Dataset extract below:

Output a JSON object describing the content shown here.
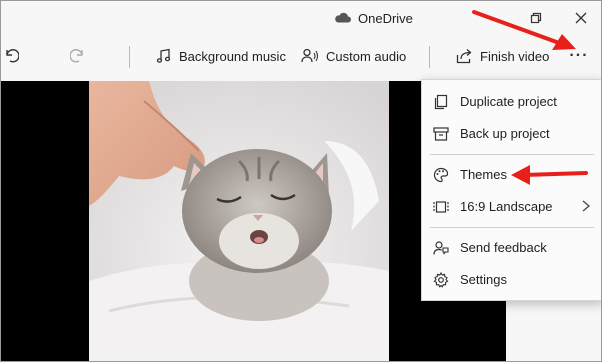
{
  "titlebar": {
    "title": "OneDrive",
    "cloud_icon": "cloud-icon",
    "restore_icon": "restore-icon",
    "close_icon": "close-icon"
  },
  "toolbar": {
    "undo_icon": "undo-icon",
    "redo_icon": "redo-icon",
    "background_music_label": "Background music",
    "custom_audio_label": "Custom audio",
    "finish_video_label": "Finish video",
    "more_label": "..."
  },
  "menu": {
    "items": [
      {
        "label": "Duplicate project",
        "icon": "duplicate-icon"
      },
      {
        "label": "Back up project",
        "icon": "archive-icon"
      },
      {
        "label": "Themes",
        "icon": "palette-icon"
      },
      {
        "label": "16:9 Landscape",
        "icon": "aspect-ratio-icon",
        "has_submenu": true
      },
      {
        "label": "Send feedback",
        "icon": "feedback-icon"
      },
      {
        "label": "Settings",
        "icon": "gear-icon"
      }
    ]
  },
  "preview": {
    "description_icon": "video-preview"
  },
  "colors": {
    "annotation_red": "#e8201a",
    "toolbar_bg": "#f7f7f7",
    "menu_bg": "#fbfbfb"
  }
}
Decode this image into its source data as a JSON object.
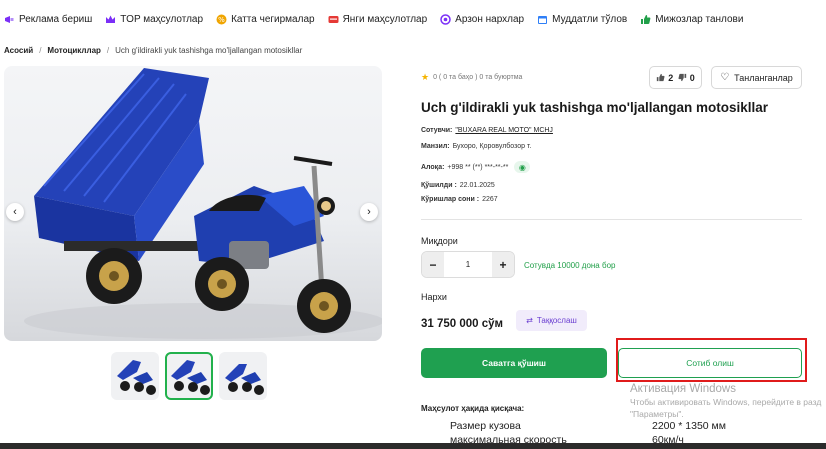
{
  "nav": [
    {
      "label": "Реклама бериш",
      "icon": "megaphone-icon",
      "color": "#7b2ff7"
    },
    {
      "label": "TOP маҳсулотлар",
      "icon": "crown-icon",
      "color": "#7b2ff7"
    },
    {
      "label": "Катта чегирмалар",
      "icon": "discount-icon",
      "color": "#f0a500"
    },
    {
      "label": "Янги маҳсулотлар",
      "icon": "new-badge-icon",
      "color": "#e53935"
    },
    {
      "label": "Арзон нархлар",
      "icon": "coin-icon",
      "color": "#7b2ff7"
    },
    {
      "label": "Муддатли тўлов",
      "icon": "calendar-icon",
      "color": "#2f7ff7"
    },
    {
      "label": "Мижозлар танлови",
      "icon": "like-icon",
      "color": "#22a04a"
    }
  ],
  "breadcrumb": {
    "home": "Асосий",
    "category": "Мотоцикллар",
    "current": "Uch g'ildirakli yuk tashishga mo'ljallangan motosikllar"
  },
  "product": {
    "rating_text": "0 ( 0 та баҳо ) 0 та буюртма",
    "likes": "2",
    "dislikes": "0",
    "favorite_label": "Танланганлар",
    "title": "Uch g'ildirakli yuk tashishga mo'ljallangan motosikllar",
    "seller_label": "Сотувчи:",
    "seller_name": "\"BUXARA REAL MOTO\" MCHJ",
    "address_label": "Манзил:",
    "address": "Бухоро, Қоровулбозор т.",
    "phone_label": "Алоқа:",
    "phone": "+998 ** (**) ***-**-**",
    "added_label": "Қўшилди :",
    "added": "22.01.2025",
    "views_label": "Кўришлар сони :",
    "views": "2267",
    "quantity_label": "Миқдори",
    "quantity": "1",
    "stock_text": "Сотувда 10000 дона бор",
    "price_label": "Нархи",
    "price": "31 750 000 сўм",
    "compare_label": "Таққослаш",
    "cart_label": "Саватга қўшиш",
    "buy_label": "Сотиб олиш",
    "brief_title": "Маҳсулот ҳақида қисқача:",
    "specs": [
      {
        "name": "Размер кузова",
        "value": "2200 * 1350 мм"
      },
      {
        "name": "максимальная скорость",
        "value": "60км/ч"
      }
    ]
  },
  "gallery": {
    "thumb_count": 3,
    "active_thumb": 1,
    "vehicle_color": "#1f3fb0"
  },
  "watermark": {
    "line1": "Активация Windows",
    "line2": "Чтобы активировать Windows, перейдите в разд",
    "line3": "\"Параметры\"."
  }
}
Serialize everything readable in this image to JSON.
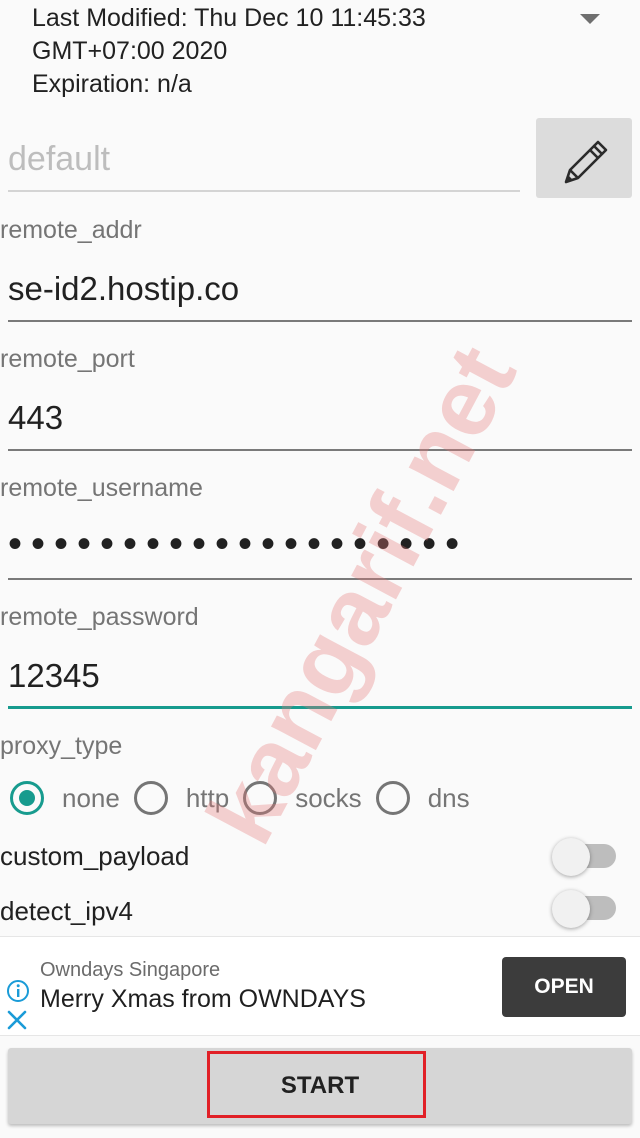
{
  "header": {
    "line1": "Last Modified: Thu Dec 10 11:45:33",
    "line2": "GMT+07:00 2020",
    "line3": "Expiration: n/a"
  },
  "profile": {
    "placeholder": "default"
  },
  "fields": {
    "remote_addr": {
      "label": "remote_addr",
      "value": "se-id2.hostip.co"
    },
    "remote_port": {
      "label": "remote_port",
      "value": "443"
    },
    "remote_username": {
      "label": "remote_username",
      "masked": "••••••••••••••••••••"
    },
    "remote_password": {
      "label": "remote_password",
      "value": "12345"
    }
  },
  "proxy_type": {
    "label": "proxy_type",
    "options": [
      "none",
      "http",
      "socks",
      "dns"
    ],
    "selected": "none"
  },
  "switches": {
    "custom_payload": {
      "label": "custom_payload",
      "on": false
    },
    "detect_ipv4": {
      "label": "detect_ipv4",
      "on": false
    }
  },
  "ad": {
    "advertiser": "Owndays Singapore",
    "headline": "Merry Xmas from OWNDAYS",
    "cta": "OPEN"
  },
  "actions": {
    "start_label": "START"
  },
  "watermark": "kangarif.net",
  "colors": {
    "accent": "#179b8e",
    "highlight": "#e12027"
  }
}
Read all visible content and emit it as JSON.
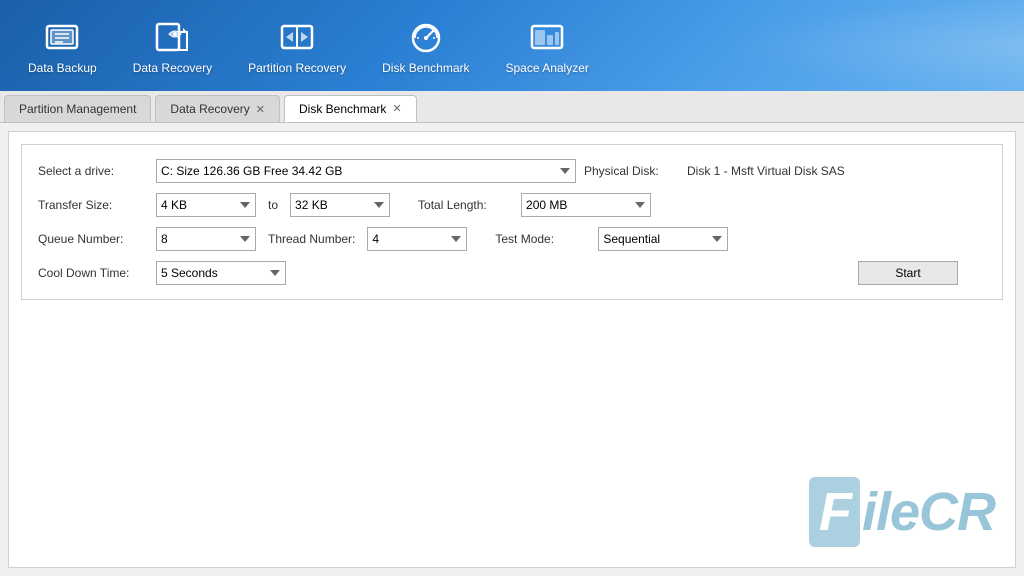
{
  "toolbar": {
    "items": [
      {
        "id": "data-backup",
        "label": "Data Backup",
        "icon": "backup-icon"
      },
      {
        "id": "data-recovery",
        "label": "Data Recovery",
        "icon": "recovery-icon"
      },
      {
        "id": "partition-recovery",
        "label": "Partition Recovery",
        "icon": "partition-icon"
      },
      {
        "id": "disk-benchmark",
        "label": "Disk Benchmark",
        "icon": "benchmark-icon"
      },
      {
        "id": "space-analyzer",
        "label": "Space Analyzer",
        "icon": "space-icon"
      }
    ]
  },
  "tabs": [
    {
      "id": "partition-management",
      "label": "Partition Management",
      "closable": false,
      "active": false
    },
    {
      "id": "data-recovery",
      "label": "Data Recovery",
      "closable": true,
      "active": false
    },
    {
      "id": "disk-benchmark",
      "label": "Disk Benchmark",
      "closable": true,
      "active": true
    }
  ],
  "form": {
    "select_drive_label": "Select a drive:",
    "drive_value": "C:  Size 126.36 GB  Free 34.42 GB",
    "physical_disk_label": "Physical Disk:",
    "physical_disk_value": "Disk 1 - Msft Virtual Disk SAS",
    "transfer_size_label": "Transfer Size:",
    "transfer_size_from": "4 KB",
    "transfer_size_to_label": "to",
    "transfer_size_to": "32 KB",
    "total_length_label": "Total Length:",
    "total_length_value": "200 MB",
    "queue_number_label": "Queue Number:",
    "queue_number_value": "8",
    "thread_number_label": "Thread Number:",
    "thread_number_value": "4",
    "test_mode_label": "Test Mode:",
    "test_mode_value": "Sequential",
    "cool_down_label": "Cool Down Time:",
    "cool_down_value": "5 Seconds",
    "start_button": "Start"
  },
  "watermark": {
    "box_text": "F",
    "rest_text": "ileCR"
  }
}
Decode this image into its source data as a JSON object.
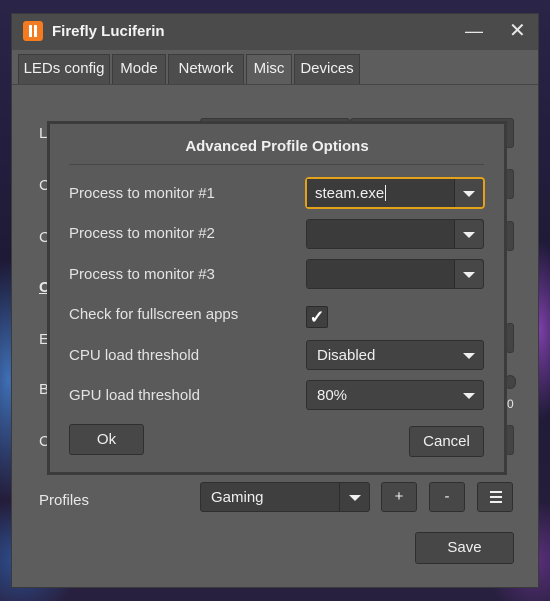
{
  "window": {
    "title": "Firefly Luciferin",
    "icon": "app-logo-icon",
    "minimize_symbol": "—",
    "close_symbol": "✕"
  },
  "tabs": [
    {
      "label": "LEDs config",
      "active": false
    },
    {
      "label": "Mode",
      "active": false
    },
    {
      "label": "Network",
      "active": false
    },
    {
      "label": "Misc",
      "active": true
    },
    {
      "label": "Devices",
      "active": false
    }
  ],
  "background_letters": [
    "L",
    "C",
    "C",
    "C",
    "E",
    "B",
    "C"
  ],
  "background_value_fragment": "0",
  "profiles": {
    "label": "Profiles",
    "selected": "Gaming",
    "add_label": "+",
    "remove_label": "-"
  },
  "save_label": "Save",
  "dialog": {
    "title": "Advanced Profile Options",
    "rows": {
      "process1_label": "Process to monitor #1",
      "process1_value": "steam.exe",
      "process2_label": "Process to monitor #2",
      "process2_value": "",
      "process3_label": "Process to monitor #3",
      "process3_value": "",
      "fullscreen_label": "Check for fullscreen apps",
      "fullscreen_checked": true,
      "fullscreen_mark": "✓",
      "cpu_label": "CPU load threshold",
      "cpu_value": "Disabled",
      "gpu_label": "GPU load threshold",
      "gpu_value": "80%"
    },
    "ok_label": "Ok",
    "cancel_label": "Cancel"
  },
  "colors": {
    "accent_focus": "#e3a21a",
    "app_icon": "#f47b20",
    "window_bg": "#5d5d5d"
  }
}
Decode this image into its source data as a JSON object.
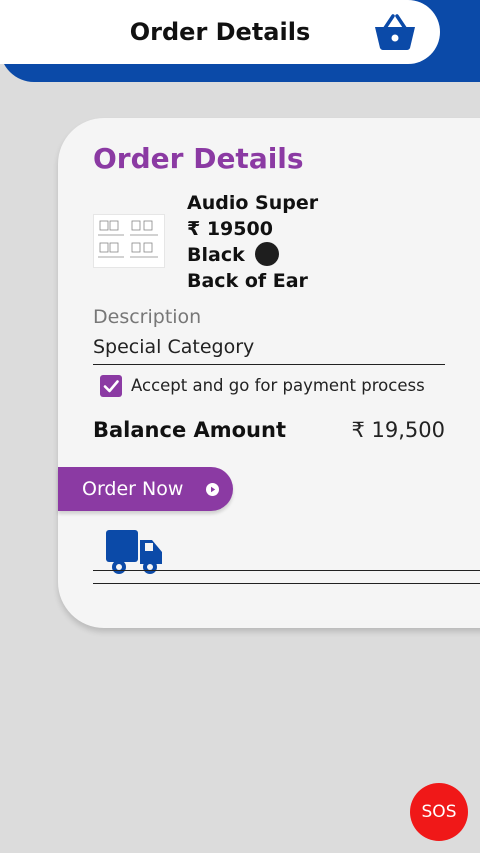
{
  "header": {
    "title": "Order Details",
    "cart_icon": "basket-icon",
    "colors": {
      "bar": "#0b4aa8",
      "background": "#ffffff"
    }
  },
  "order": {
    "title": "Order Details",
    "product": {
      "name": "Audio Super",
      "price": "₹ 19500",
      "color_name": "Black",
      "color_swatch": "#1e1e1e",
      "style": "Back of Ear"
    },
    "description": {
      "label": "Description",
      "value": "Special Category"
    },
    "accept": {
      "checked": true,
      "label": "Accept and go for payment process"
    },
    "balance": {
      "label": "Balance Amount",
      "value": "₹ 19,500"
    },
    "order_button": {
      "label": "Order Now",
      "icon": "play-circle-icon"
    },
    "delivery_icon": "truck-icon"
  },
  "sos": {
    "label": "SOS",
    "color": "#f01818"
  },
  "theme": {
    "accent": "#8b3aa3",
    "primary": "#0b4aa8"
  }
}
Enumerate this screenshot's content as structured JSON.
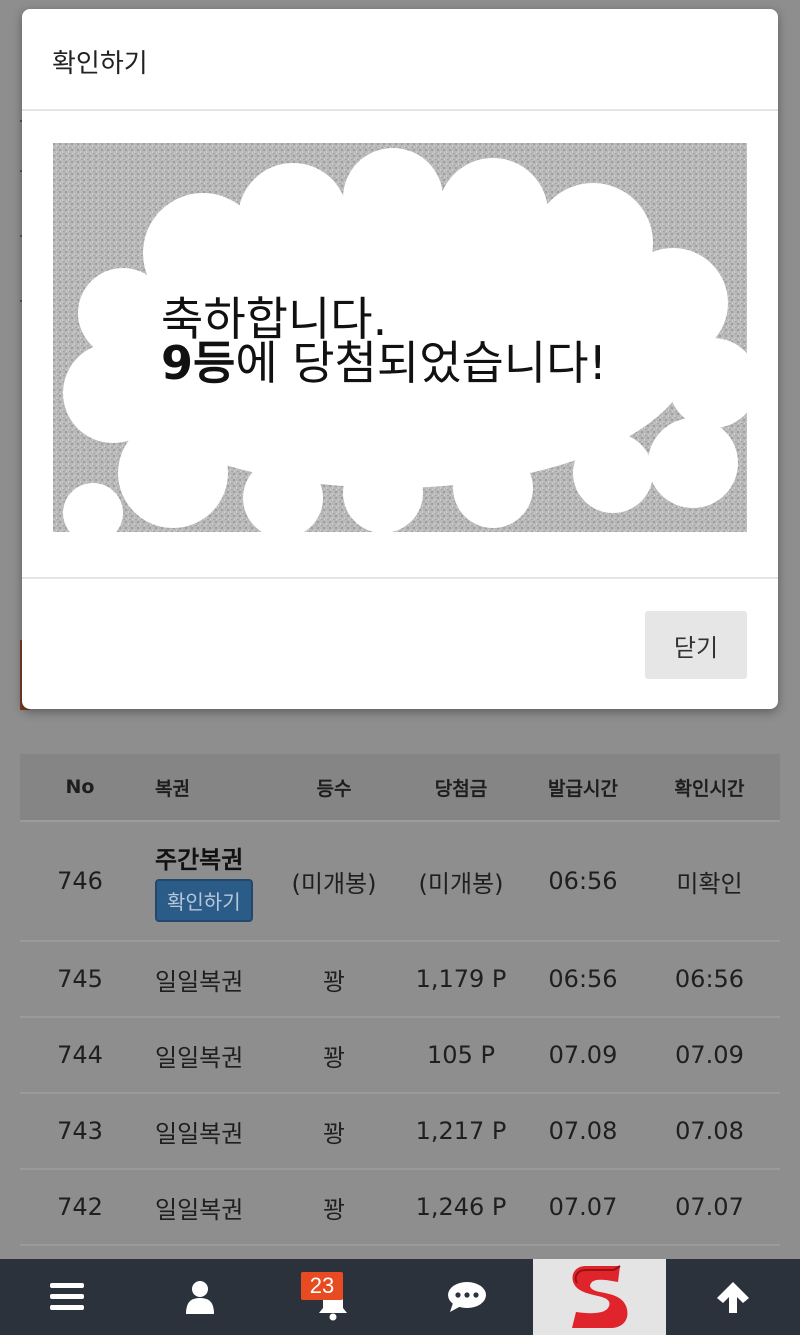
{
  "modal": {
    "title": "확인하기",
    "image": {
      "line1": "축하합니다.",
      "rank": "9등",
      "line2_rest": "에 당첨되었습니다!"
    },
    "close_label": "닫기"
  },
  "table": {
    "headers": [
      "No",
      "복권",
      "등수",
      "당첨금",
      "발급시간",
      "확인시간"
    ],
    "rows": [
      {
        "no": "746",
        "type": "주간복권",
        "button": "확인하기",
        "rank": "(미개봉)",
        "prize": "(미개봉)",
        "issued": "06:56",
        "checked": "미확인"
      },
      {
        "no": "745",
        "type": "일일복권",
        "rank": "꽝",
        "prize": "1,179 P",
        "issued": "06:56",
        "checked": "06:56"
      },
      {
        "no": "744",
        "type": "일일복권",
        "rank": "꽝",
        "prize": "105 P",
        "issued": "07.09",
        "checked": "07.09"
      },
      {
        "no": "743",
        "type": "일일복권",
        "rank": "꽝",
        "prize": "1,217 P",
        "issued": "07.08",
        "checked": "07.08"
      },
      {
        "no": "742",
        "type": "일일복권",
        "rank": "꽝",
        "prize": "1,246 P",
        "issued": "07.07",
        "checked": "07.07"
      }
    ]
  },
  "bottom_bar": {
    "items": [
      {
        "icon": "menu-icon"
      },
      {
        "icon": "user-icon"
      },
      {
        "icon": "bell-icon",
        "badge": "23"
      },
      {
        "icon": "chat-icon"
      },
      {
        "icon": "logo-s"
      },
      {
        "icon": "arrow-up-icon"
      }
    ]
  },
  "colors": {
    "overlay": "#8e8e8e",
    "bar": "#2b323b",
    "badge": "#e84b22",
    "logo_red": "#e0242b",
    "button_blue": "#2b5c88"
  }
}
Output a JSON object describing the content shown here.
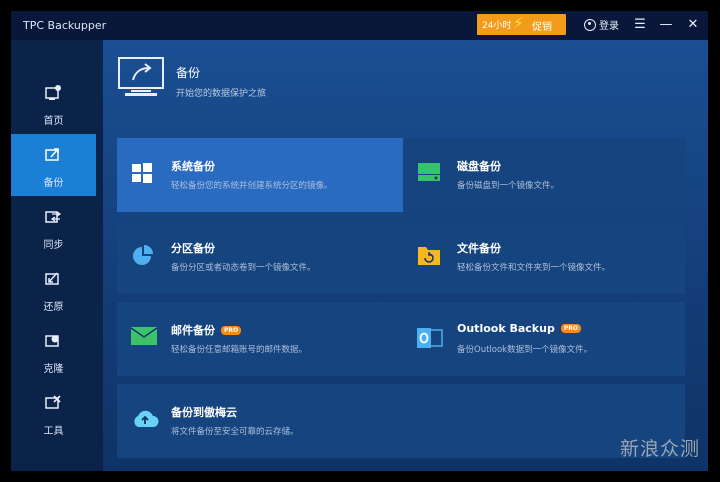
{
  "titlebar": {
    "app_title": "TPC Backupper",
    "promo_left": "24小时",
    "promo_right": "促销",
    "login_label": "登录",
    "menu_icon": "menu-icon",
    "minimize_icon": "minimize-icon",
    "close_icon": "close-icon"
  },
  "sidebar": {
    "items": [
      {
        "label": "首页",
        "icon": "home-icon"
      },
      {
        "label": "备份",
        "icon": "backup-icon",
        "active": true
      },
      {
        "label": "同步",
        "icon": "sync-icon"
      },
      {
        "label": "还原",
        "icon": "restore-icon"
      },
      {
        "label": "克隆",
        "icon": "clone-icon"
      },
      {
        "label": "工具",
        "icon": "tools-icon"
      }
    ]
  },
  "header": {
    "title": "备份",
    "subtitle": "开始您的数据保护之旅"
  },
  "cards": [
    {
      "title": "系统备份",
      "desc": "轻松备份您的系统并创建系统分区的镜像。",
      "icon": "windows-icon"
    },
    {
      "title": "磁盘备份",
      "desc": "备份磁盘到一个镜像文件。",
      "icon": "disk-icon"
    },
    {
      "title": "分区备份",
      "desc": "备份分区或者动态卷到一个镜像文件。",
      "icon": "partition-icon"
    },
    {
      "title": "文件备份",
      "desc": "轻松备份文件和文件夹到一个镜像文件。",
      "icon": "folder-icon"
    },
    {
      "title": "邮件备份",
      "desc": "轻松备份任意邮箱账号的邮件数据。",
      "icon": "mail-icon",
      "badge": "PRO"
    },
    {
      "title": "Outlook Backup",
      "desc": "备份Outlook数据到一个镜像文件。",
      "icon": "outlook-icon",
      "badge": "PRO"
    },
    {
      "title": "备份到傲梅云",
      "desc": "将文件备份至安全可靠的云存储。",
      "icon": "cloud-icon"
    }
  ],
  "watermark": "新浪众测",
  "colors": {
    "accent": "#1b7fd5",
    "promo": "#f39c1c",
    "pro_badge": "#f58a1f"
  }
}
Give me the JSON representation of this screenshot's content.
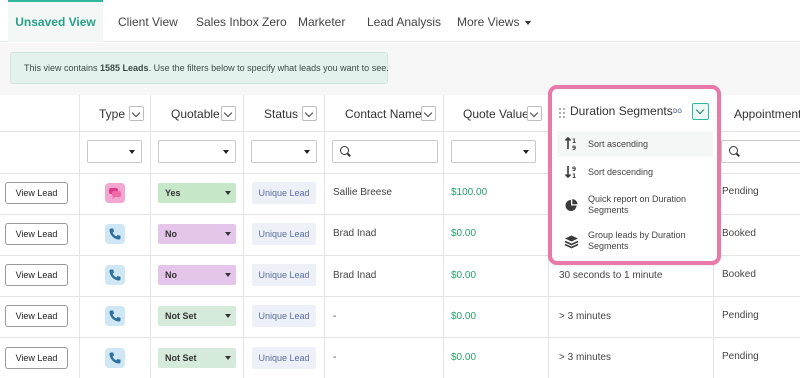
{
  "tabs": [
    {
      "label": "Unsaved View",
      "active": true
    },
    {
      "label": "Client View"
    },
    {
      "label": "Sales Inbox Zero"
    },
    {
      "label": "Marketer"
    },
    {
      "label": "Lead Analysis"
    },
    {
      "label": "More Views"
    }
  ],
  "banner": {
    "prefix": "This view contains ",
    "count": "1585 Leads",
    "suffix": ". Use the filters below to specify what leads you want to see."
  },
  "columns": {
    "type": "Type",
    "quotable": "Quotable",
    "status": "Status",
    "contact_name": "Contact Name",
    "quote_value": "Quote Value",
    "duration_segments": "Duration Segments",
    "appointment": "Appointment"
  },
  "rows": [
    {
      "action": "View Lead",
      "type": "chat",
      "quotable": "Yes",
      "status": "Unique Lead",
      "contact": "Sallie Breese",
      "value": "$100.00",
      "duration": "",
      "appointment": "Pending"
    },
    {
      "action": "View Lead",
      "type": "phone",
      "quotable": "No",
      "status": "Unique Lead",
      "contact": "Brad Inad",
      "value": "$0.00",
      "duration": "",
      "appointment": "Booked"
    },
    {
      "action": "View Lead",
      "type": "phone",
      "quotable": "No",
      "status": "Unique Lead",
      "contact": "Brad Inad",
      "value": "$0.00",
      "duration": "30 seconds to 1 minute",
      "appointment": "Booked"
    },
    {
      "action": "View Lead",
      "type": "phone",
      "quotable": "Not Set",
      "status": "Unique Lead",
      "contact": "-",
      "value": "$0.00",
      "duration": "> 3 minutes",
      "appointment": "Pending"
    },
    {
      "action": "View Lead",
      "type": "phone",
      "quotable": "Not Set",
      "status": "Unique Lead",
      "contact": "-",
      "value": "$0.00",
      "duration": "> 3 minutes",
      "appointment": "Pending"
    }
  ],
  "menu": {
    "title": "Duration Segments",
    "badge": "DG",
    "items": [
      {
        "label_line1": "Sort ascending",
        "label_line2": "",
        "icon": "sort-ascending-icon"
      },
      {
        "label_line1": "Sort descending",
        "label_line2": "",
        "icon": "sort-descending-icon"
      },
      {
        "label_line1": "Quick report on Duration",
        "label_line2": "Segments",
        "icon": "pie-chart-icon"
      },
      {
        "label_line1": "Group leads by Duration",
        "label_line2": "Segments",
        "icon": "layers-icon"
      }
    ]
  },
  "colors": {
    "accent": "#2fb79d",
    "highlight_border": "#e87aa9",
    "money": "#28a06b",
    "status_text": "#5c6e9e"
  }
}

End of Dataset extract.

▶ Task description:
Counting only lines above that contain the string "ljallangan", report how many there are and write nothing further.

▶ Answer box:
2